King County Council has nine members who each represent a district. Courtesy of kingcounty.gov

King County Council has nine members who each represent a district. Courtesy of kingcounty.gov

Charter amendments could allow King County Council to remove elected officials

The change was recommended by the charter review commission.

The King County Council could have a way to remove elected officials for inappropriate conduct if they approve an update to the county’s charter.

The recommendation comes as part of the county’s charter review commission process, which recommended several other items as well. Commissioners said the charter should be revised to allow the county council to remove other elected officials – including fellow council members – from office for misfeasance, malfeasance or violations of their oath of office.

Seven of the nine county council members would have to vote to remove an official.

However, Kirkland city council member and charter review commissioner Toby Nixon said these are the same standards currently needed to hold a recall election. The change would allow the county council to essentially impeach elected officials.

“The commission supported the idea that it should be possible, with a supermajority vote, for the county council to remove any county official, including other members of the council,” he said.

Tim Ceis also sat on the commission. He said the conversation on the commission was started after the scandal surrounding Ed Murray, the former mayor of Seattle who resigned after multiple allegations of child sexual abuse, was exposed. Sexual assault allegations against the former King County Sheriff John Urquhart were also discussed.

However, Seattle has a process for removing elected officials in its charter.

“There was no means within the county for removal of an elected official outside of recall, or waiting for the next election cycle to happen,” Ceis said.

The change to the county charter would need to be approved by voters in the county.




In consideration of how we voice our opinions in the modern world, we’ve closed comments on our websites. We value the opinions of our readers and we encourage you to keep the conversation going.

Please feel free to share your story tips by emailing editor@valleyrecord.com.

To share your opinion for publication, submit a letter through our website https://www.valleyrecord.com/submit-letter/. Include your name, address and daytime phone number. (We’ll only publish your name and hometown.) We reserve the right to edit letters, but if you keep yours to 300 words or less, we won’t ask you to shorten it.

More in News

A train route that would shuttle people between Eastern and Western Washington could tie in with the proposed ultra-high-speed rail between B.C. and Portland. Photo courtesy RobertStafford/Pixabay.com
State receives King County to Spokane rail study

It would take about eight and a half hours to reach the Inland Empire from Puget Sound.

Bret Chiafalo. File photo
Supreme Court says state can punish WA faithless electors

Justices: Presidential electors, including Everett man, must keep pledge to back popular vote winner

Gov. Jay Inslee issued new guidance allowing the resumption of self-service buffets, salad bars, salsa bars, drink stations and other types of communal food sources in Phase 2. File photo
Buffets and salad bars back on the menu in King County

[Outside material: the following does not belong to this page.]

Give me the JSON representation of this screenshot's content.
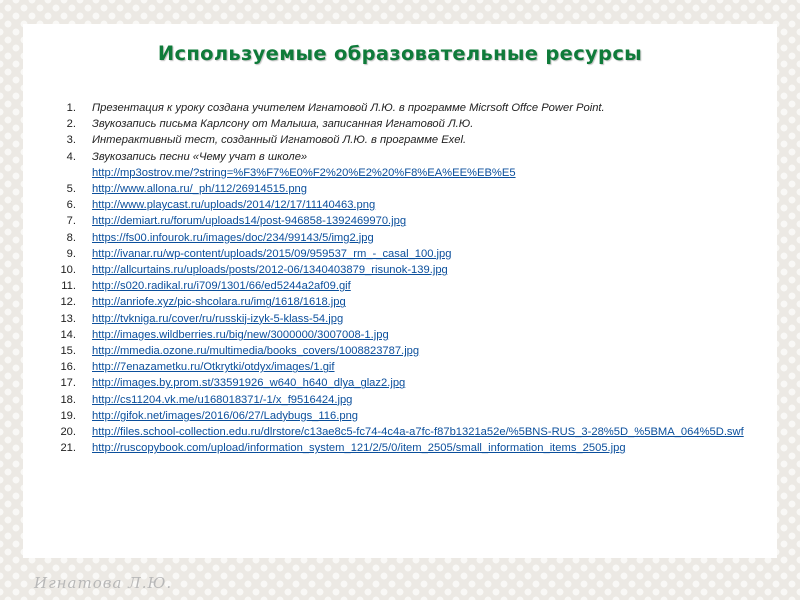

Gov. Jay Inslee has revised rules to allow self-serve food areas in Phase 2 of the state’s reopening.

Brian Tilley (left) and Katie Dearman work the wash station Friday at Kate’s Greek American Deli in Everett. (Kevin Clark / The Herald)
Governor’s no-mask, no-service order begins across Washington

“Just do not ring up the sale,” Gov. Jay Inslee said about customers who do not don the proper masks.

King County homeless count: 11,751 people, up 5 percent from 2019

One night a year, volunteers spread out across Seattle and King County… Continue reading

New weekly unemployment claims filed for the four ZIP codes in the Snoqualmie Valley. Source: Washington State Employment Security Department
A look at COVID-related unemployment in Snoqualmie Valley

Economist says numbers are similar to what they’re seeing across the state.

Nurse Sylvia Keller, pictured with Gov. Jay Inslee, is on the front lines of the COVID-19 battle in Yakima County. Courtesy photo
Governor doubles down on mask rules

Inslee: Starting July 7, businesses do not serve those who do not wear a mask

State Capitol Building in Olympia. File photo
Politicians get pay raises, state workers get furloughs

A citizens panel approved the hikes in 2019. Unable to rescind them, lawmakers look to donate their extra earnings.

Human remains in West Seattle identified

Bags of body parts were found in a suitcase along a West Seattle beach on June 19.

Most Read